NEW ORLEANS-- While thousands of U.S. troops remain deployed overseas, some are now beginning to come home, as troops are drawn down from the war in Afghanistan. Today, one Marine reservist returned home to New Orleans early and gave his three children a very special surprise.
In a classroom at Holy Name of Jesus School, fifth grader Marigny Heller has no idea who is about to walk through the door.
"Dad! What are you doing here?" she exclaimed as she jumped up to greet her Dad.
After six months deployed to the Republic of Georgia, First Sgt. Vincent Heller is back home, several months earlier than his children expected.
"The first thing that ran through my mind was, 'why is he home and how long is he going to be here?'" said Gus Heller, his son and a seventh grader at the school.
Sgt. Heller's youngest son, Jack, who is in second grade was equally surprised.
"[It's] really exciting because we haven't seen him for a long time," he said.
All three of Sgt. Heller's children attend Holy Name of Jesus School, which helped pull off the triple surprise.
"I just thought it'd be a neat thing to do-- surprise them, make the focus on these guys, not me," Sgt. Heller said.
Sgt. Heller returned from his third deployment, this time he trained Georgian battalions, who will assist the Afghan Army, as the U.S. begins to draw down troops in Afghanistan.
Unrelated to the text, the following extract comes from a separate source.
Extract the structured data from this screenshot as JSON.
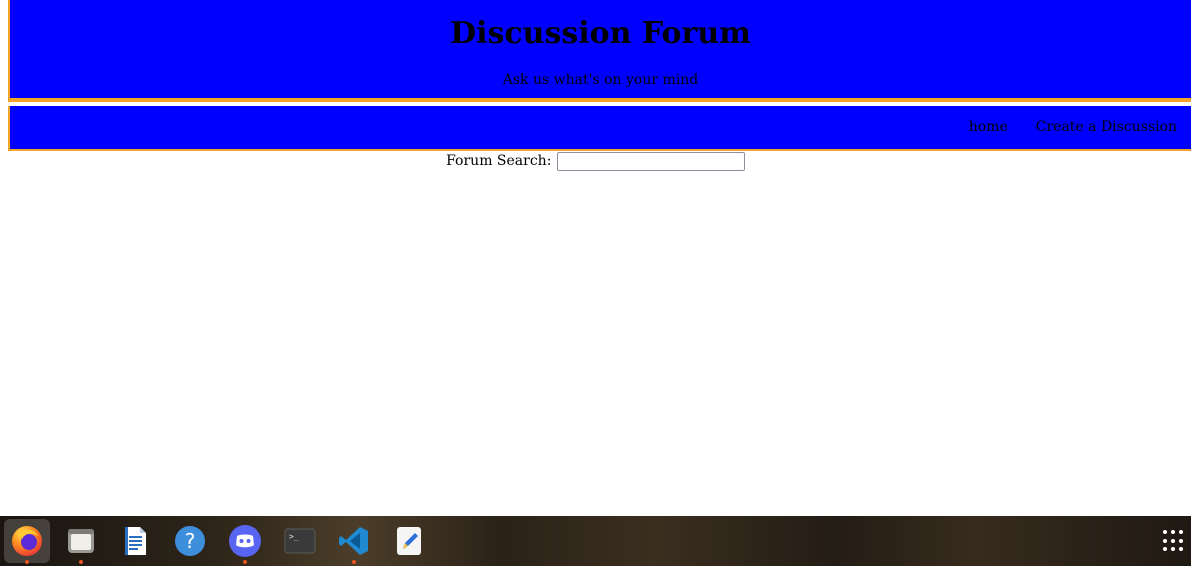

Nearly 7,000 miles separated Sgt. Heller from his family since August. His wife found out he would be coming home early several weeks ago.
"He said, 'I'd really like to surprise the kids. I'd like to show up and pick them up from school and have it be unexpected,' said his wife, Sherry Heller.
It was a tough secret to keep, but she managed to do so.
"I didn't know he was coming home early and i was just so happy to see him," said Marigny Heller, Sgt. Heller's daughter. "It was so amazing."
As for the best part about coming back, Sgt. Heller said it was just about being home.
While in the Republic of Georgia, Sgt. Heller earned a Navy Commendation Medal for helping save the life of a man, who had been in a horse-drawn cart that was hit by a car. He and several dozen other Marines also spent their weekends at a Georgian orphanage, helping with repairs and playing with the children there.